  9. Wonderful post! I am on my second decade of homeschooling, I have seen it all and heard it all. I love homescholling. Having experienced each avenue of educating I non judgementally conclude “Each aspect of schooling has its own battles, even homeschooling. Choose your battle and fight for your kids. My choice is homeschooling, it is the best battle for me.”
    What I most like about your post is – the dignity, a very absent word in todays world, treat all with dignity. The second best is your acknowledgement of confidence, if you are confident, all else really doesn’t matter or bother you. Of course an added perk of todays new homeschoolers, there is a trail of success you are following, not so 20+ years ago.

    • The trail of success really is a treasure. I am so grateful for all the organized, disciplined parents who laid the groundwork for those of us who are just getting started today.

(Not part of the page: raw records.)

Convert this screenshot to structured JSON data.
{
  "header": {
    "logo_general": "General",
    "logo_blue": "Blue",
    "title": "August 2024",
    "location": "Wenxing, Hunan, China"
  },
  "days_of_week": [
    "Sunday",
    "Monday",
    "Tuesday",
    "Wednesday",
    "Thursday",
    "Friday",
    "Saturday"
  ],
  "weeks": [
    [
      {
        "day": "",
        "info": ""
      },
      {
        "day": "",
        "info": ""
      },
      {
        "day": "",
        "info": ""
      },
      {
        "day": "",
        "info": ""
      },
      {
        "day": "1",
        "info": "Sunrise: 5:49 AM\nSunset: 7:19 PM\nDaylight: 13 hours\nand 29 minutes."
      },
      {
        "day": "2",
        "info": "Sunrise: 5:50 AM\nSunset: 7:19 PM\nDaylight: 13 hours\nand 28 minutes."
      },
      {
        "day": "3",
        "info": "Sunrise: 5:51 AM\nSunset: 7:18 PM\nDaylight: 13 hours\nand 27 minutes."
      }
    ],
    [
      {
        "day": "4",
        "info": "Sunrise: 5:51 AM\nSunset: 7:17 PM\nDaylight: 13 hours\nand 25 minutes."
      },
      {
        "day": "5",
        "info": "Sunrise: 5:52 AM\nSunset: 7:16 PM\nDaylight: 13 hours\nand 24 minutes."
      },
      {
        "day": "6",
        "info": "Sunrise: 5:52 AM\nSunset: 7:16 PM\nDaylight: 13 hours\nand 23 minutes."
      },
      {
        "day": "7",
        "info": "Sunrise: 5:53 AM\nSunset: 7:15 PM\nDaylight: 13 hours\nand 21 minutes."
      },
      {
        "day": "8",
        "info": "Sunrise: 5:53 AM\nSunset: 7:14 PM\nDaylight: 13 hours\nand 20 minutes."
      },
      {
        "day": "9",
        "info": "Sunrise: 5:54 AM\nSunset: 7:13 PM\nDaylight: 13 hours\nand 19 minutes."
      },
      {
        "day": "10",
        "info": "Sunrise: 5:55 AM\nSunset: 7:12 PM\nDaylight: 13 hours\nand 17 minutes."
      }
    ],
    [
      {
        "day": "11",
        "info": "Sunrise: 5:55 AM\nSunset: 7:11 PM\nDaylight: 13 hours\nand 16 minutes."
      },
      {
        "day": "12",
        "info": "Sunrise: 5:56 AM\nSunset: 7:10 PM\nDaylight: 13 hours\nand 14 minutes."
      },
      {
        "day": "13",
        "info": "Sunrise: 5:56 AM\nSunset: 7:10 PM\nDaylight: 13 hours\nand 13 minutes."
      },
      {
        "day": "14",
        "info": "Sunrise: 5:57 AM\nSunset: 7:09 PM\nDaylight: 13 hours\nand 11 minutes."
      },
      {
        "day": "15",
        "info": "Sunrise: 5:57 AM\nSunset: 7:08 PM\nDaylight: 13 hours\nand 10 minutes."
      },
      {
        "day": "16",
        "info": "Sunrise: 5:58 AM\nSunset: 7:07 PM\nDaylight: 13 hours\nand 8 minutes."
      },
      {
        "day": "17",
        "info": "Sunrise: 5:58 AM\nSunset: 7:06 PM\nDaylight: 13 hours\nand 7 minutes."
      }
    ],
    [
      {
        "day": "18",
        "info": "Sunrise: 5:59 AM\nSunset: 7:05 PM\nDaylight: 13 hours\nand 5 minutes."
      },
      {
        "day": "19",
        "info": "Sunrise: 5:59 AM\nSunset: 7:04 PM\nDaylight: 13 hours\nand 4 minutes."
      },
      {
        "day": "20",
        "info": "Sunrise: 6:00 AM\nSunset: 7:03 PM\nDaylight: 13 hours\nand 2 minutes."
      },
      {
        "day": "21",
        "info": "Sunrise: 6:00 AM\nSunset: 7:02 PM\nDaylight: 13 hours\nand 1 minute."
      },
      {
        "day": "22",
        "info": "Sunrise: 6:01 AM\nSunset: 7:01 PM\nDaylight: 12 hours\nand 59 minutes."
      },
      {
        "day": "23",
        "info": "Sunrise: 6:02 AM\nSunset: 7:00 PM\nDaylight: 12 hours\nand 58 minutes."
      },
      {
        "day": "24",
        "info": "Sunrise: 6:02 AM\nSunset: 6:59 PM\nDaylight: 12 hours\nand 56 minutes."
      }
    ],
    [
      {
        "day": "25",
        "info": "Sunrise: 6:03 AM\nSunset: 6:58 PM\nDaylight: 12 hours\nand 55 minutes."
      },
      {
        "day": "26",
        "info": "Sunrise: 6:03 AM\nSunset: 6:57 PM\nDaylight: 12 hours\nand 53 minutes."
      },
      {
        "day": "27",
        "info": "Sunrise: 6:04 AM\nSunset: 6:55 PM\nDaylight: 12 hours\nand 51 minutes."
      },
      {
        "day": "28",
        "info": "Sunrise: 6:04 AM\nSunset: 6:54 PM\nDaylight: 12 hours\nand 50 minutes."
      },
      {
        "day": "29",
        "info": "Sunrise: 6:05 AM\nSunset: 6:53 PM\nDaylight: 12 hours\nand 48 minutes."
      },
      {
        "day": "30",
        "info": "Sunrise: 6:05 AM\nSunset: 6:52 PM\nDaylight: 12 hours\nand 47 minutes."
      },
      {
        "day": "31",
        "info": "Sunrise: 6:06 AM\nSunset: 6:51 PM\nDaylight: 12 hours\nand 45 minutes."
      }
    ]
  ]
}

  10. I like this article. I was homeschooled and did not enjoy it at all even though I know and believe that my parents did a wonderful job.
    I have a preschooler and when I talk to other homeschooling parents they automatically assume that because I was homeschooled that I will do the same for my children.
    Well, actually I won’t because I don’t like the judgemental attitude that is so prevalent amongst homeschoolers. And yes, I know not all, but far too many of them. I grew up with it and it is still there today. “You homeschool three children but send one child to school – well that not really proper homeschooling is it?” That one received by a friend. And the comments only get worse from there.
    If homeschoolers want to be respected for their choices then ALL of them need to be respectful, not just to the general public but to other homeschoolers and lay off the nasty comments.
    I hope people follow the excellent article above – its great. And I might even think about homeschooling if I see a changing trend.

    • Ismay,

      I’m new to homeschooling and have found a great group of moms for support. A few send their kids to public for a few years to take part in language immersion programs offered by their district or have two or three at home and one in public. In my personal experience, there has not been criticism of these choices. Find a good group of moms who understand that educating your kids is about doing what is best for your family and for each individual child. Happy Thanksgiving 🙂

  11. ” If you’re attacking everyone else’s educational choices, you don’t get to cry when they attack yours.” Amen to that! Our children have gone from Catholic to public to Catholic and who knows what when they choose a college. I’m tired of battle – I don’t really care where other families send their children or how they choose to educate them. It’s like being offended if your neighbor’s children play football and yours play soccer!

  12. Ismay, JMB, & Sophie — Yes! The battle has to end. Why shouldn’t I be grateful that my nieces and nephews have received this or that wonderful advantage through their (public) schools, or that there’s a great private school doing a good work in the lives of many families? None of that takes away from the benefits our family is receiving from homeschooling. The world is full of great teachers and great parents. Something to be thankful for this year.

  13. Pingback: 3.5 Time Outs: Entertained. – Riparians at the Gate + Jennifer Fitz

Leave A Reply

Notify me of followup comments via e-mail. You can also subscribe without commenting.